In Eagle Forum v. Phyllis Schlafly's American Eagles, Case No. 3:16-cv-946-DRH-RJD, 2018 U.S. Dist. LEXIS 16618 (S.D. Ill. Feb. 1, 2018), the court addressed common interest doctrine protection for communications related to an ongoing trademark infringement action. Despite the litigation setting, the court explained that "[i]t is well settled that communications need not be made in anticipation of litigation to fall within the common interest doctrine" (citing a 2007 Seventh Circuit case). However, the court still rejected the doctrine's applicability to the communications at issue, holding that: (1) "for the doctrine to apply, the person with whom the privileged information is shared must have an identical – not merely similar – legal interest in the subject matter of the communication"; and (2) the communications "must be made in the course of furthering the ongoing, common enterprise" rather than just amounting to a "shared rooting interest in the successful outcome of a case" in which the participants simply favor one side rather than cooperate in a common legal strategy. Id. at *9. A few weeks later, the district court upheld the magistrate judge's "identical" interest analysis and conclusion – although the court did not address the magistrate judge's dicta about the common interest doctrine's application in non-litigation contexts. Case No. 16-0946-DRH, 2018 U.S. Dist. LEXIS 36393 (S.D. Ill. Mar. 6, 2018).

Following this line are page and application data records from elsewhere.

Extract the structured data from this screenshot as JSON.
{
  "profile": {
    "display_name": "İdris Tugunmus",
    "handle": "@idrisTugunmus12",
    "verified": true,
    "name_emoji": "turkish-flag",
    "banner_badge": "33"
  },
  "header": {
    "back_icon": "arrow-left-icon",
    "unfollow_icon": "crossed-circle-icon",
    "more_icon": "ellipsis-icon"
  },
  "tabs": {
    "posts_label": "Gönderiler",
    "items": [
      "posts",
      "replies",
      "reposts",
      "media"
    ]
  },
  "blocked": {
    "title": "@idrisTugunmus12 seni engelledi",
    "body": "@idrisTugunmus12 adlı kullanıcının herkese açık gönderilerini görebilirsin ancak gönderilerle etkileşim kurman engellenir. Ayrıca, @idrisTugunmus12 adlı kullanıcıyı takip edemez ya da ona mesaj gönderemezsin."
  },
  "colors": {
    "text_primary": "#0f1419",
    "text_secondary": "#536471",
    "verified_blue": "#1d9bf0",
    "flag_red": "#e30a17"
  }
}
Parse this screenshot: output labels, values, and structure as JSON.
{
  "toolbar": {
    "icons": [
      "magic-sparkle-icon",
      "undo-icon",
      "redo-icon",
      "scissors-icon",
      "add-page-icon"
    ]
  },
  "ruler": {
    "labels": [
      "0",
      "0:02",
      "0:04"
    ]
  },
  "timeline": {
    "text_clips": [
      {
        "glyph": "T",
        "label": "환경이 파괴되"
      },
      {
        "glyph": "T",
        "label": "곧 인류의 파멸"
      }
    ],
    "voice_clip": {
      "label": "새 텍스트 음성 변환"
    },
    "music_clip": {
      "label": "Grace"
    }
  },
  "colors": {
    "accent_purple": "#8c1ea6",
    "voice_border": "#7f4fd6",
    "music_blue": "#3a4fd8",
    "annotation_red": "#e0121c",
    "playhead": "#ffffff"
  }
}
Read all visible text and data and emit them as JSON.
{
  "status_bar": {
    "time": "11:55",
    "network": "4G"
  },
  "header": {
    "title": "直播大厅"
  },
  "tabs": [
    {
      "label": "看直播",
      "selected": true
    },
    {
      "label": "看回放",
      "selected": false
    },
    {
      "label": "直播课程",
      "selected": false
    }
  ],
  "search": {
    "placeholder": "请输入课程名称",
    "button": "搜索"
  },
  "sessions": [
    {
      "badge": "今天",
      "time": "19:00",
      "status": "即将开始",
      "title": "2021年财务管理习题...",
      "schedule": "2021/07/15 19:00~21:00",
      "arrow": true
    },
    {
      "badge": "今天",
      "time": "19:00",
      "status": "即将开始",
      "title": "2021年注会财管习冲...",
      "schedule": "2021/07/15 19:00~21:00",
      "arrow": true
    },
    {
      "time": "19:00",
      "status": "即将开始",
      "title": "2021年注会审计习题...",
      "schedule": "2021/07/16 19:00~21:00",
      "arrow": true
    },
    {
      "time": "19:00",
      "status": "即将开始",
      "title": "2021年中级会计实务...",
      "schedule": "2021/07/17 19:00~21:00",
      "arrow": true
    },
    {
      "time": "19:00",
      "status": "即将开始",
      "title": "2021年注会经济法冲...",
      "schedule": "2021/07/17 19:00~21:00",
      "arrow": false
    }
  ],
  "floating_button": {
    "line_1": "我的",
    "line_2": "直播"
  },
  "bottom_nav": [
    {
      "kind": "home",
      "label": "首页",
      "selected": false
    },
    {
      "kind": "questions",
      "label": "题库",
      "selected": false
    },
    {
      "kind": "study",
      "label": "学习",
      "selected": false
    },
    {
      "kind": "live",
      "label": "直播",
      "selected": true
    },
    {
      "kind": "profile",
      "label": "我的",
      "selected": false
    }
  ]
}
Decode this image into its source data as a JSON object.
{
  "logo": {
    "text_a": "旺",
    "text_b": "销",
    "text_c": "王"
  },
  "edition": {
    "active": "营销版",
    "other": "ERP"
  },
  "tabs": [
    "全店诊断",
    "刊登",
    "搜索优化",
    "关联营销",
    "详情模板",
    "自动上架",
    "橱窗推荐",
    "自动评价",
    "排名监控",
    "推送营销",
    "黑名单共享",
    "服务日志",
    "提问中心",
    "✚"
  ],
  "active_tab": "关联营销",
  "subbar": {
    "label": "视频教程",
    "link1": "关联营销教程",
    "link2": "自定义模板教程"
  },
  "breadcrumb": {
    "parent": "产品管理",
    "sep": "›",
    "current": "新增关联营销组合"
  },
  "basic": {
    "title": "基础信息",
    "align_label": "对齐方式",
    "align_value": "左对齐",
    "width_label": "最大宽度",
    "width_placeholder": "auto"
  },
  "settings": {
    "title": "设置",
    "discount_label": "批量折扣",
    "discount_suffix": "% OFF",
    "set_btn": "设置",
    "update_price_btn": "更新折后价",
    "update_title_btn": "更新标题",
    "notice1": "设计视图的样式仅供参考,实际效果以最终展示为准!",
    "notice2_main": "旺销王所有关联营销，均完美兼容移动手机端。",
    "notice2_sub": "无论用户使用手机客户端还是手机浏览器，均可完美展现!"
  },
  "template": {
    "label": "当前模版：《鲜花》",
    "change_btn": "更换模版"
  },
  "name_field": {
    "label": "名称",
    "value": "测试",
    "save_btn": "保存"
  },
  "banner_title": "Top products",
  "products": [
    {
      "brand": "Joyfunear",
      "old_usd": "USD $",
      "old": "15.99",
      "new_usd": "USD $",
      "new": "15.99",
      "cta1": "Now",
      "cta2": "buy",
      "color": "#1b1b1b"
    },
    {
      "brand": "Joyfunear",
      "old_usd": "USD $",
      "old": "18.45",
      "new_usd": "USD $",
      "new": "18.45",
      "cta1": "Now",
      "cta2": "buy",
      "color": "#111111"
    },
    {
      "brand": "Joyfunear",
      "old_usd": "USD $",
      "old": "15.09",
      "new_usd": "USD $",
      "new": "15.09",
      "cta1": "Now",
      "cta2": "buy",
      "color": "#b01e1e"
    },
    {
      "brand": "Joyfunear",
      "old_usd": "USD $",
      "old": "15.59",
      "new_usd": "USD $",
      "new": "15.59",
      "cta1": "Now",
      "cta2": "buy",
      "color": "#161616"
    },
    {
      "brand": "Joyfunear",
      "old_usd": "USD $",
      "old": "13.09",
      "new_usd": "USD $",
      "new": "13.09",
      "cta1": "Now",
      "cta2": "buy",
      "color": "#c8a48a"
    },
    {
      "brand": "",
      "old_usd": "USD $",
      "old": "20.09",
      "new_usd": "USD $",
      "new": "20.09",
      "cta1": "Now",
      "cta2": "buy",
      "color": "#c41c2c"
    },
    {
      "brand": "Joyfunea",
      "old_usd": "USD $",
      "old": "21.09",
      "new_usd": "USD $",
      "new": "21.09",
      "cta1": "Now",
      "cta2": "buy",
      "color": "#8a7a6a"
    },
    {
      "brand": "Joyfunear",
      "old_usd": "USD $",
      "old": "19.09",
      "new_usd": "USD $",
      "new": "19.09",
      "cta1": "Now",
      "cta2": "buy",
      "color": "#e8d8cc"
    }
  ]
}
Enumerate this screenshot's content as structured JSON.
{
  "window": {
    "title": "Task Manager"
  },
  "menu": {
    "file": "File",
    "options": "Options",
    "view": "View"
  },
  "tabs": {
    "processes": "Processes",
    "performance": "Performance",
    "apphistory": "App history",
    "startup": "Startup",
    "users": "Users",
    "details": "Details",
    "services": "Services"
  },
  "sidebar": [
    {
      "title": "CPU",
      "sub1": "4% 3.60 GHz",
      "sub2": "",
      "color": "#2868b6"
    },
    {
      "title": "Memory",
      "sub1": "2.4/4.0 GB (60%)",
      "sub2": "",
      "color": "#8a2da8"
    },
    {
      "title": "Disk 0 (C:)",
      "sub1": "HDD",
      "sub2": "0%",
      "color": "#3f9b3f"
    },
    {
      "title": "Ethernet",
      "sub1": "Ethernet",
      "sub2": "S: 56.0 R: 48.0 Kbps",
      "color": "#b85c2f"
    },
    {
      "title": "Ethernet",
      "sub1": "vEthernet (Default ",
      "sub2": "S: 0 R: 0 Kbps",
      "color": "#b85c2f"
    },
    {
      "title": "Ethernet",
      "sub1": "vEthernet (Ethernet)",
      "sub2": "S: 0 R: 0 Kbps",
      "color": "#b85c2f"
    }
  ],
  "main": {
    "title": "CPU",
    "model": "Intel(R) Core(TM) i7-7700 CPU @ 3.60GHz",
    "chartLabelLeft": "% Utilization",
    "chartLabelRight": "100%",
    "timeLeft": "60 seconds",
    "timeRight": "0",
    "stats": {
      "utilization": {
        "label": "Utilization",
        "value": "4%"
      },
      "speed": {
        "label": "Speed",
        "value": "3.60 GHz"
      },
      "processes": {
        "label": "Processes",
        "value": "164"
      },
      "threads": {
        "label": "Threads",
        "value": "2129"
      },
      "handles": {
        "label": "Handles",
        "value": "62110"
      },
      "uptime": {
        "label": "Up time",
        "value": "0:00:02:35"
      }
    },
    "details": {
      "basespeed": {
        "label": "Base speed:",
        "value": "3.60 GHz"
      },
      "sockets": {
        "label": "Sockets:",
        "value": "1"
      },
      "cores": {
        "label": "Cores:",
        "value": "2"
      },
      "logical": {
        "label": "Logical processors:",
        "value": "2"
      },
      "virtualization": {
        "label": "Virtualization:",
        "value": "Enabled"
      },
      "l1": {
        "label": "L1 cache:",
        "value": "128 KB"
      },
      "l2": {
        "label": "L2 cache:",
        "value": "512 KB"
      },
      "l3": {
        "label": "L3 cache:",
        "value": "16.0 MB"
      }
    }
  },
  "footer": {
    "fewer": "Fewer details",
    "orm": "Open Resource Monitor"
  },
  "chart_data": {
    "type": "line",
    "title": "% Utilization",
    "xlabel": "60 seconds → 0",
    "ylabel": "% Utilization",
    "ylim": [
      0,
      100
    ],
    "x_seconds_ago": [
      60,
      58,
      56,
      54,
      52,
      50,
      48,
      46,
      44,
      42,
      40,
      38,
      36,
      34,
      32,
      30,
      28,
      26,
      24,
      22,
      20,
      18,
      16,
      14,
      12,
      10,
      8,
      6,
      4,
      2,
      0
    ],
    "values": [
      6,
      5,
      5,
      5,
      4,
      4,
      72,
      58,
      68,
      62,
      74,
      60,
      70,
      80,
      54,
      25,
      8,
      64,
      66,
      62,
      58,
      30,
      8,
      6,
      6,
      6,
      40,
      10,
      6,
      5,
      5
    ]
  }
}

Litigants relying on the common interest doctrine must continue to be very wary of assuming that they can contractually avoid the waiver implications of disclosing privileged communications to third parties. Many – if not the majority of – cases reject the doctrine's applicability, by which time the participants have already waived their privilege protection by optimistically but erroneously relying on a common interest agreement or the doctrine to avoid a waiver.